This interest in the direct relationship between the viewer and the painting is especially apparent when Funeral of the Anarchist Galli is compared with Giuseppe Pellizza da Volpedo’s Fourth Estate (Il Quarto Stato) (1898-1901), which has a similar subject.
A historic battle
Despite its formal novelty, Funeral is unusual for Futurism because its subject and grand scale make it essentially a history painting. Alfred H. Barr, Jr., the first director of the Museum of Modern Art, wrote just a year after the museum purchased the painting, “fundamentally, in its main lines and masses Carrà’s Funeral is as classically organized as a fifteenth-century battle piece by Paolo Uccello.” (Twentieth Century Italian Art, 1949).
After moving away from Futurism in 1916, Carrà became very interested in Uccello, writing a long article mentioning The Battle of San Romano in the Uffizi, one of three canvases of this battle by Uccello. Carrà could have been familiar with the other two versions before painting Funeral as he visited both the Louvre and the National Gallery in 1899-1900. The clash between the anarchists and the police is compositionally closest to the Uffizi version; the dominance of black and red recalls the Louvre version; and the melee of flag poles, lances and cranes jutting into the sky is present in all three.
Carrà’s painting has become an emblem of Futurism, both for its violent subject and formal novelty.

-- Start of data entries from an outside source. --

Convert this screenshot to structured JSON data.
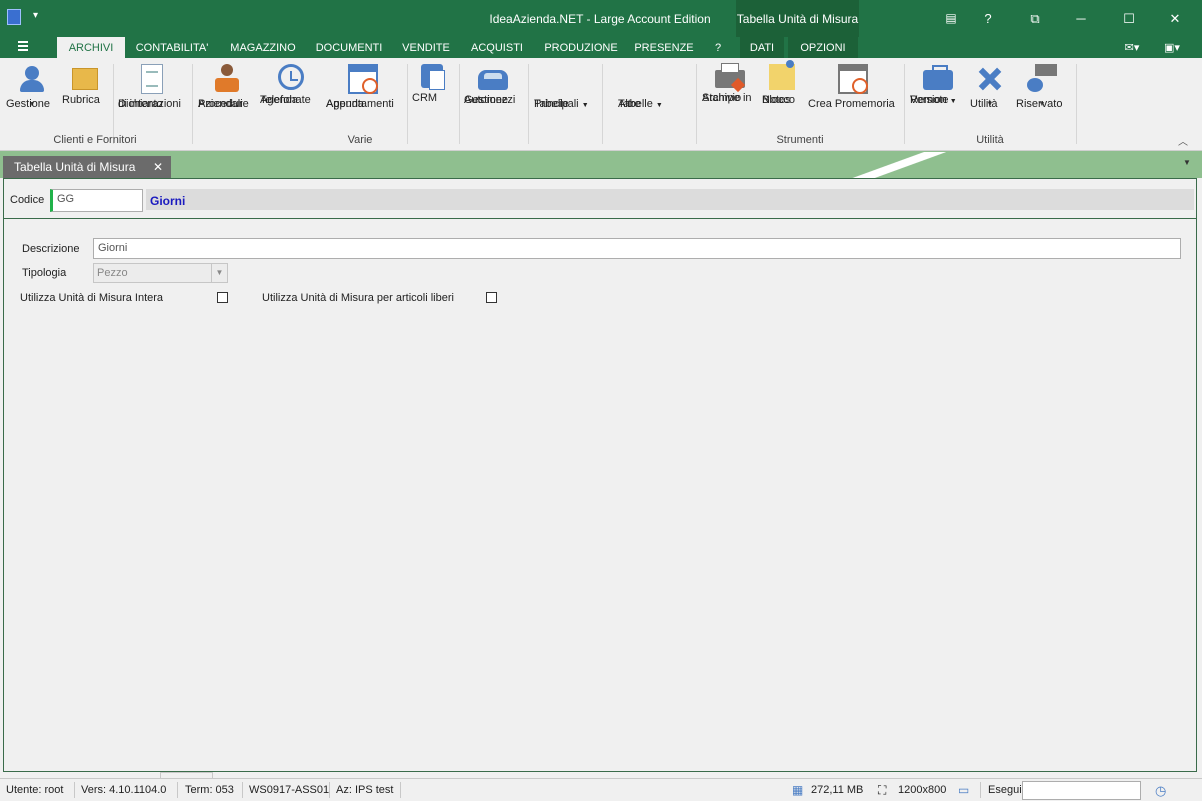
{
  "window": {
    "title": "IdeaAzienda.NET - Large Account Edition",
    "context_tab_title": "Tabella Unità di Misura",
    "controls": {
      "help": "?",
      "minimize": "─",
      "maximize": "☐",
      "close": "✕"
    }
  },
  "ribbon_tabs": [
    {
      "label": "ARCHIVI",
      "active": true
    },
    {
      "label": "CONTABILITA'"
    },
    {
      "label": "MAGAZZINO"
    },
    {
      "label": "DOCUMENTI"
    },
    {
      "label": "VENDITE"
    },
    {
      "label": "ACQUISTI"
    },
    {
      "label": "PRODUZIONE"
    },
    {
      "label": "PRESENZE"
    },
    {
      "label": "?"
    },
    {
      "label": "DATI"
    },
    {
      "label": "OPZIONI"
    }
  ],
  "ribbon": {
    "buttons": {
      "gestione": {
        "line1": "Gestione",
        "line2": "",
        "icon": "people-icon"
      },
      "rubrica": {
        "line1": "Rubrica",
        "line2": "",
        "icon": "box-icon"
      },
      "dichiarazioni": {
        "line1": "Dichiarazioni",
        "line2": "di intento",
        "icon": "document-icon"
      },
      "procedure": {
        "line1": "Procedure",
        "line2": "Aziendali",
        "icon": "person-icon"
      },
      "agenda_tel": {
        "line1": "Agenda",
        "line2": "Telefonate",
        "icon": "clock-icon"
      },
      "agenda_app": {
        "line1": "Agenda",
        "line2": "Appuntamenti",
        "icon": "calendar-icon"
      },
      "crm": {
        "line1": "CRM",
        "line2": "",
        "icon": "crm-icon"
      },
      "automezzi": {
        "line1": "Gestione",
        "line2": "Automezzi",
        "icon": "car-icon"
      },
      "tabelle": {
        "line1": "Tabelle",
        "line2": "Principali",
        "icon": ""
      },
      "altre": {
        "line1": "Altre",
        "line2": "Tabelle",
        "icon": ""
      },
      "stampe": {
        "line1": "Stampe in",
        "line2": "Archivio",
        "icon": "printer-icon"
      },
      "blocco": {
        "line1": "Blocco",
        "line2": "Notes",
        "icon": "notes-icon"
      },
      "promemoria": {
        "line1": "Crea Promemoria",
        "line2": "",
        "icon": "reminder-icon"
      },
      "remote": {
        "line1": "Remote",
        "line2": "Version",
        "icon": "briefcase-icon"
      },
      "utilita": {
        "line1": "Utilità",
        "line2": "",
        "icon": "tools-icon"
      },
      "riservato": {
        "line1": "Riservato",
        "line2": "",
        "icon": "reserved-icon"
      }
    },
    "groups": {
      "clienti": "Clienti e Fornitori",
      "varie": "Varie",
      "strumenti": "Strumenti",
      "utilita": "Utilità"
    }
  },
  "document_tab": {
    "label": "Tabella Unità di Misura",
    "close": "✕"
  },
  "form": {
    "codice_label": "Codice",
    "codice_value": "GG",
    "codice_description": "Giorni",
    "descrizione_label": "Descrizione",
    "descrizione_value": "Giorni",
    "tipologia_label": "Tipologia",
    "tipologia_value": "Pezzo",
    "intera_label": "Utilizza Unità di Misura Intera",
    "intera_checked": false,
    "liberi_label": "Utilizza Unità di Misura per articoli liberi",
    "liberi_checked": false
  },
  "statusbar": {
    "utente": "Utente: root",
    "versione": "Vers: 4.10.1104.0",
    "term": "Term: 053",
    "ws": "WS0917-ASS01",
    "az": "Az: IPS test",
    "memory": "272,11 MB",
    "resolution": "1200x800",
    "esegui": "Esegui"
  },
  "colors": {
    "accent": "#217346",
    "doc_strip": "#8fbf8f",
    "required_marker": "#21b24a",
    "code_desc_text": "#1a1abf"
  }
}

Its relationships with anarchist politics, Cubism and battle paintings remind us of the diverse ideas circulating in early twentieth-century Europe.